The character of creative work requires spaces that enable collaboration and participation. Emerging workplaces continue to evolve, where the place is seen as a backdrop to new ways of working and new ways of thinking.
Yet despite all these developments, for many of us the idea of designing specifically for chaos and serendipity makes us uneasy. But doing so might lead to not just greater collaboration and innovation but also to a Nobel Prize.
Take the story of Leon Heppel, a researcher at the U.S. National Institute of Health who was the owner of what might be described as the ultimate messy and chaotic desk.
Heppel’s desk used to get so messy that he occasionally would lay a sheet of brown paper over the top of all the mess so that he could continue working.
One day, as he was rifling through some papers on the upper and lower levels of his desk, he came across letters from two totally unconnected researchers.
Seeing a potential connection, Heppel put the two in touch with each other, an outcome that eventually led to a Nobel Prize.
Had the papers been in a conventional filing system or a digital format, it is unlikely this would have occurred.
So what does this mean for the way we are approaching workplace design?
Aiming for a level of chaos
In A Perfect Mess: The Hidden Benefits of Disorder, Eric Abrahamson and David Freeman argue that a level of chaos is indeed something we should be aiming for.
“Moderately disorganized people, institutions and systems frequently turn out to be more resilient, more creative and in general more effective than highly organized ones.”
Further, according to James Ware of BVN architects, open space plans can produce rectilinear layouts that are as enclosed and private as the work systems they are trying to replace.
“Offices aren’t configured generally to really enable people to collaborate. Technology speeds up the manifestation of ideas but not the incubation time of the idea itself.”
This is harder to come by with corporate-imposed restrictions on workspaces. For example, each workstation in a corporate office I recently visited had a card with a weekly score on it – that score was a 10-point scale rating the cleanliness of the inhabitant’s desk.
It’s hard to imagine how the employees of this blue-chip company feel anything approaching inspired and innovative when there is a person coming around each week rating them like a school child.
Unlike on a messy desk, disconnected ideas and information are not going to bump into each other digitally. And the clean desk policies of many activity-based work environments may mean that the messy desk is an endangered organism.
As Simon Sinek said in his TED talk that has been viewed nearly 7 million times, people don’t buy what you do, they buy why you do it.
So how does your workplace enable accessibility to different ideas and thoughts? And does the design emphasize the “why” about your organization, not just the what?
Serendipity in work and education
Apart from the fact that it might just lead to a Nobel Prize, designing for chaos and serendipity is important. For example, according to Stuart Kaufmann, a zone of maximum adaptability occurs at some critical level of density, at edge of chaos conditions.
Serendipity or chance encounters that lead to something are more likely in environments where things are not completely planned, where informal conversations are encouraged, and where the workspace design enables chance encounters.

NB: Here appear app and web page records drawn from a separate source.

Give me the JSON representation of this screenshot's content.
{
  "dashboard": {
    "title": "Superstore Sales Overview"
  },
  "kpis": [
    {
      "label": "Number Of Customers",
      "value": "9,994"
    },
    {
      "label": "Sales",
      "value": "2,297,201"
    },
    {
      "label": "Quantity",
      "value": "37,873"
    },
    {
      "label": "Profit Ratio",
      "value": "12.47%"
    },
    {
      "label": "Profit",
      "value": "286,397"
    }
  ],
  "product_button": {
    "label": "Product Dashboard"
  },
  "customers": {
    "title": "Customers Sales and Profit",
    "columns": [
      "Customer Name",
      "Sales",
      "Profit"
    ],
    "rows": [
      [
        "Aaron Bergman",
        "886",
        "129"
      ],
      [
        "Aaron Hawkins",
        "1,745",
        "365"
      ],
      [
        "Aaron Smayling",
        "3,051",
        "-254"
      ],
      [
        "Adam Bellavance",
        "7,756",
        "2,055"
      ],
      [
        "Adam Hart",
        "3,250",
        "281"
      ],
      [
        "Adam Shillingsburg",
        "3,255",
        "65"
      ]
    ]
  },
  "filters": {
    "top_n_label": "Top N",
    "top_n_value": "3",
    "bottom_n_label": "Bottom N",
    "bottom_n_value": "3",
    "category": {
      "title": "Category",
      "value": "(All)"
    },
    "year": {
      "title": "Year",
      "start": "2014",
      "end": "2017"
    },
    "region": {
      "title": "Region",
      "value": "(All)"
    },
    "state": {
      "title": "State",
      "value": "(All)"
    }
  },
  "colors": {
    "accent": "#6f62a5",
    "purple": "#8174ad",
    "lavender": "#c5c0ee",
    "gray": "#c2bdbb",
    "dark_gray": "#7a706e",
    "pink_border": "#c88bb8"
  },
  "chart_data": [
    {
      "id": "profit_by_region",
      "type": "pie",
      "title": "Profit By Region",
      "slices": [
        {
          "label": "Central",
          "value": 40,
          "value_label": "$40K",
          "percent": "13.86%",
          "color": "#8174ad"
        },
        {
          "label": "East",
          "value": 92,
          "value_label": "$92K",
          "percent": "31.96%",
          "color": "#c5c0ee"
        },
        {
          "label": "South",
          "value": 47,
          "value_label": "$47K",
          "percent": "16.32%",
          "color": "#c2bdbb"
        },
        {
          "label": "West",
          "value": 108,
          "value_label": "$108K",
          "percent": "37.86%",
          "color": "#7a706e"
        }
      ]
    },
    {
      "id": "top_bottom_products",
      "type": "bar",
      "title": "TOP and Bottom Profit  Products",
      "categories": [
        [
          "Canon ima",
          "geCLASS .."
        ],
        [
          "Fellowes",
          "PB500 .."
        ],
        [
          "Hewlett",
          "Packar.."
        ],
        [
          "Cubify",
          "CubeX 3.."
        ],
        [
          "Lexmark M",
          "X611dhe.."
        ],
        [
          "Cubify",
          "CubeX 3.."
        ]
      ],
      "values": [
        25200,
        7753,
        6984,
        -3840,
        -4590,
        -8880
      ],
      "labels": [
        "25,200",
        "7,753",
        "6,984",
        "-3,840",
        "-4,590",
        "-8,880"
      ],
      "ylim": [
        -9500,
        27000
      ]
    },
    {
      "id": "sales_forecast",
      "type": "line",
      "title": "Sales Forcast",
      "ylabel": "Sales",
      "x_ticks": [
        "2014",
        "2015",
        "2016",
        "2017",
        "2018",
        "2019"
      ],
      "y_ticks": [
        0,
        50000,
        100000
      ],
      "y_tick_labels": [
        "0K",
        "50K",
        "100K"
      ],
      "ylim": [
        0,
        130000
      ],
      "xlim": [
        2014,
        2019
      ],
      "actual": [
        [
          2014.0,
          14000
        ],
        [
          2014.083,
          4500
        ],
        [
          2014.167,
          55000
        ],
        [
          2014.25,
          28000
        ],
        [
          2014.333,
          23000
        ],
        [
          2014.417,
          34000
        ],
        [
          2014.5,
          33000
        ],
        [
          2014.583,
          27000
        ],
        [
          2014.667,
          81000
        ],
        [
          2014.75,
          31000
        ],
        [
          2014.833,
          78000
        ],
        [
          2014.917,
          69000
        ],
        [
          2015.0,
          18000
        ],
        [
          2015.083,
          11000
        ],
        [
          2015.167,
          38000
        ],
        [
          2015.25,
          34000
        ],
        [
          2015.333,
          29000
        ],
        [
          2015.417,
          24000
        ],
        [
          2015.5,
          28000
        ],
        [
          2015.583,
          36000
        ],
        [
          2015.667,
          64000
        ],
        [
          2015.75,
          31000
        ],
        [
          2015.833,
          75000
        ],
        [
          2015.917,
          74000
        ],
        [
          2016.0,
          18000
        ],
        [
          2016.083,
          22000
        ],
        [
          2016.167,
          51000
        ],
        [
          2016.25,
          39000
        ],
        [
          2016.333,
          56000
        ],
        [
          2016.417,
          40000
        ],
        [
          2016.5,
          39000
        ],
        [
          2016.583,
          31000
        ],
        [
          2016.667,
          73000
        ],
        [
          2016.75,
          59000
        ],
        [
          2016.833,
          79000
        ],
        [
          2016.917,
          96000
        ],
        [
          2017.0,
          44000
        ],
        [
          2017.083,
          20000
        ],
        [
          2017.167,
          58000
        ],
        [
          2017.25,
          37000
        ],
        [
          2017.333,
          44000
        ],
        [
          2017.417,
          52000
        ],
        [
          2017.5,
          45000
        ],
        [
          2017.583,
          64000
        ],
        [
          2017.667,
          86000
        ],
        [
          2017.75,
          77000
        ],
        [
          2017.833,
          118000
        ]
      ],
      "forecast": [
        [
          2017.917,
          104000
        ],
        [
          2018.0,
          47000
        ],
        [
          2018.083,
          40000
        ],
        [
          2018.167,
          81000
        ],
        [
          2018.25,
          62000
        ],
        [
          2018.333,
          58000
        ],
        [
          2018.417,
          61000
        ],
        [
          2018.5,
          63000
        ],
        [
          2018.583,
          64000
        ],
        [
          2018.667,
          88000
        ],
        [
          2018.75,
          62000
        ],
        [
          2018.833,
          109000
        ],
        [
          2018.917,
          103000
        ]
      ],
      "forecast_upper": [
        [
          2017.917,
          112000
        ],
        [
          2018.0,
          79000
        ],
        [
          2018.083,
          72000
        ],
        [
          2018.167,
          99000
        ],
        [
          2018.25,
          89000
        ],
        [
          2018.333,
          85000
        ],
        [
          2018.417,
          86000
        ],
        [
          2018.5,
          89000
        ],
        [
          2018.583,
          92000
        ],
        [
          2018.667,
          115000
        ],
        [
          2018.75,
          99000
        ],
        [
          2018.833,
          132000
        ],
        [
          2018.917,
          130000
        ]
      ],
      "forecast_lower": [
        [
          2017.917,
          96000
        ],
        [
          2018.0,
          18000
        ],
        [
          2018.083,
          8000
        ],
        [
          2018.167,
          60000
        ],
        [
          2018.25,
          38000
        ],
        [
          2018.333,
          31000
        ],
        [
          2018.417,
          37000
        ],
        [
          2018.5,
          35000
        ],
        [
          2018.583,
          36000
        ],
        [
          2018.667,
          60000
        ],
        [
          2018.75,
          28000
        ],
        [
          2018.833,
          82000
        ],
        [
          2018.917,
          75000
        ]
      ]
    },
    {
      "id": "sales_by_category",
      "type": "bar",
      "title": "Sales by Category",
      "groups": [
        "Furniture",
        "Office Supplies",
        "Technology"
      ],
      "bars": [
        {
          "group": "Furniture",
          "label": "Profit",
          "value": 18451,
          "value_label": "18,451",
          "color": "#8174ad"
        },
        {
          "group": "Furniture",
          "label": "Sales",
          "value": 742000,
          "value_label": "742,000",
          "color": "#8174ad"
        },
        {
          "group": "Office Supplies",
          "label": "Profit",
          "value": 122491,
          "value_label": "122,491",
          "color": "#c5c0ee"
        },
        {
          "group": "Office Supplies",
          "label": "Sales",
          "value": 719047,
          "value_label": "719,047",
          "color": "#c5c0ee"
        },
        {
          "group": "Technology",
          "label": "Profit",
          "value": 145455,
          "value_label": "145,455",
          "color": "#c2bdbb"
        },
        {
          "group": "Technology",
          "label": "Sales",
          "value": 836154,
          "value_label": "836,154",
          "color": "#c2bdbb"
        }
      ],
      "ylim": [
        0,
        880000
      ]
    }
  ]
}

Similar studies have shown that professionals get 80 percent of their ideas from casual interactions. A dose of chaos and a critical mass of informal chance encounters will lead to greater collaboration and faster knowledge creation.
Such ideas were top-of-mind in the design of the new architecture school at Bond University by Sir Peter Cook of CRAB Studio in London. No longer immune from the changes sweeping the workplace, universities are creating beautiful, less formal, and more collaborative environments in an effort to attract and retain the best faculty and students. Where once the smartest faculty was enough, the space where the learning takes place — and its impact on the uptake of knowledge — is gaining increasingly greater attention.
The building will include formal and informal learning spaces, spots specifically designed for serendipitous meetings, and cafes through the core of the building – an 88-meter long “street” connecting the building with the public realm.
Said to Professor Philip Follent, head of the Soheil Abedian School of Architecture at Bond,
“When you are properly prepared and have done your homework, I firmly believe one bumps into the right knowledge, information, and people at the right time. Everything is relevant. It comes back to properly stating the problem and then connecting with myriad events to help inform us and make decisions.”
The studio space for the students will create a vibrant collaborative environment. Individual desks can be personalized and pulled together easily in a number of different ways, easily enabling students to work alone, in pairs, or in small or large groups.
Unlike the clean-desk policy of activity-based work environments, Follent feels that a home base is critical in architecture. That’s why the design allows students to personalize and reconfigure the space for ideation, collaboration, and chance meetings.
“You can sit and look at a problem or a model all day and nothing comes or nothing makes sense, yet if you leave it and come back the next morning, often suddenly everything is different, and whole new perspectives and solutions are right there. We have to allow our subconscious the opportunity to work.”
Follent’s ideas and the design of the building support the idea that perhaps we do need to take more risks, be prepared to get untethered and less planned in our approach to work.
“We need to be designing spaces that are not predictable and where there are unexpected, interesting things going on. It is about ensuring the environment creates a context where people are capable of being themselves, giving of their best and are not intimidated.”